There is hardly any evidence of rigour of ideas in what is on display in Abuja as governance. Even the elementary factor of cohesion is lacking. To have a grip on things, at least there must be unity of purpose in government. It doesn’t appear there is a grip on the security situation when the National Assembly has to join other patriotic forces in calling for the change of service chiefs. Yet, the Commander-in-Chief would not bulge.
Maybe, the political anxiety about the operations of Buhari’s kitchen cabinet would not be rife if competence is glaringly demonstrated in matters of governance.
To be fair to Buhari, he once lamented that he wished he had got the opportunity to govern in his younger days. The deficits in capacity implied in such an honest statement are usually filled by a competent team including, crucially, the members of the kitchen cabinet advising the President.
For clarity, presidents elsewhere had deficits in their capacities to govern to the optimum. It was post-humously reported that the ailment that the former French president, Francois Mitterrand, died of had been diagnosed while he was in office. But the impact of the alleged ailment did not make the government to suffer a moral collapse, much less policy confusion.
Even before former American president, Ronald Reagan, was diagnosed of a terminal disease, he was never a man of details. His forte was not the nitty gritty of governance. But he had a big vision of what direction he was leading America. He was an inspirer who had the knack for assembling a competent and coherent team.
The powerful kitchen cabinet of Buhari (however informal or covert it may be ) owes Buhari and the nation the responsibility for bridging the huge governance deficits plaguing the administration.
To start with, the kitchen cabinet should advise Buhari to bring cohesion into the administration so that there would be coherent policy formulation, articulation and implementation.
It should ordinarily be a good thing that the President delegates power and trusts appointees absolutely with responsibilities. It is said that even as an officer in the army delegation of powers was Buhari’s administrative culture. A deficit arises when there is no proper coordination.
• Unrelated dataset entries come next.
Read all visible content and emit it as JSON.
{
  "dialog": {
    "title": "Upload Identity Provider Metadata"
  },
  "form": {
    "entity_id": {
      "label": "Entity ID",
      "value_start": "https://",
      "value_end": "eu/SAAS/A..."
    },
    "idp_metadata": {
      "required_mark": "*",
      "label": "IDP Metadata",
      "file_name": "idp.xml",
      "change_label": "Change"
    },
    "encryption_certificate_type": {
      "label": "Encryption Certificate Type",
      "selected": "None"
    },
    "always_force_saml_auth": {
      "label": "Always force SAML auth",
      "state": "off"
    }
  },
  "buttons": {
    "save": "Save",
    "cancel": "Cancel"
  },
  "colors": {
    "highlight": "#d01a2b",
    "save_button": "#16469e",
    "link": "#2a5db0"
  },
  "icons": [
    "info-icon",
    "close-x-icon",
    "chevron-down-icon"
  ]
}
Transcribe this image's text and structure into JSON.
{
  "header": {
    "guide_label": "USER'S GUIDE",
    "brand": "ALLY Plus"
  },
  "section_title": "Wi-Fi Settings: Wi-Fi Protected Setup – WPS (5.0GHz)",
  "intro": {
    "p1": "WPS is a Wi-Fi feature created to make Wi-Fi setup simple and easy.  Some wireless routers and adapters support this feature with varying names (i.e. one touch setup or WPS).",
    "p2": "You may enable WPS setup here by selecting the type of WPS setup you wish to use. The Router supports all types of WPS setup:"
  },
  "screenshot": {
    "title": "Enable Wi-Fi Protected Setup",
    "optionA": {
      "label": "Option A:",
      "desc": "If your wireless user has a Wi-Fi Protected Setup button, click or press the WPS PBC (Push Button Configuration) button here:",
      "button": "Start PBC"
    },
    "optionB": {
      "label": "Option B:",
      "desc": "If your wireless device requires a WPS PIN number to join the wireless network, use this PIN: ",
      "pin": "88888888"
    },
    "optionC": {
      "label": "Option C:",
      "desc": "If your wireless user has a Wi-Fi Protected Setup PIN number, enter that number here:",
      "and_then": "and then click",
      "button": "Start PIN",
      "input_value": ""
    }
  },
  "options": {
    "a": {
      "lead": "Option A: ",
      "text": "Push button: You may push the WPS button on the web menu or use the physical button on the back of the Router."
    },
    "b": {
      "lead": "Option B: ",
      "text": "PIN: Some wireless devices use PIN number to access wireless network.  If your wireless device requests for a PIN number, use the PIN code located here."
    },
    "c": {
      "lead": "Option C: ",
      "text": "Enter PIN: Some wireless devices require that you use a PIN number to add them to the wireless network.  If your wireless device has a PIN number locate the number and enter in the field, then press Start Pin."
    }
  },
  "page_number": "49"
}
Buhari has constituted the federal cabinet according to the constitution. That’s where the constitutional obligation ends. It’s the president’s political choice how he assembles his kitchen cabinet to generate ideas.
The challenge of the moment is how the combination of the workings of the Federal Executive Council and the kitchen cabinet would make Buhari fulfil the promise he made to the electorate during the election.
What the public should, therefore, demand is the delivery of competent governance from the President.
“The challenge of the moment is how the combination of the workings of the Federal Executive Council and the kitchen cabinet would make Buhari fulfil the promise he made to the electorate during the election”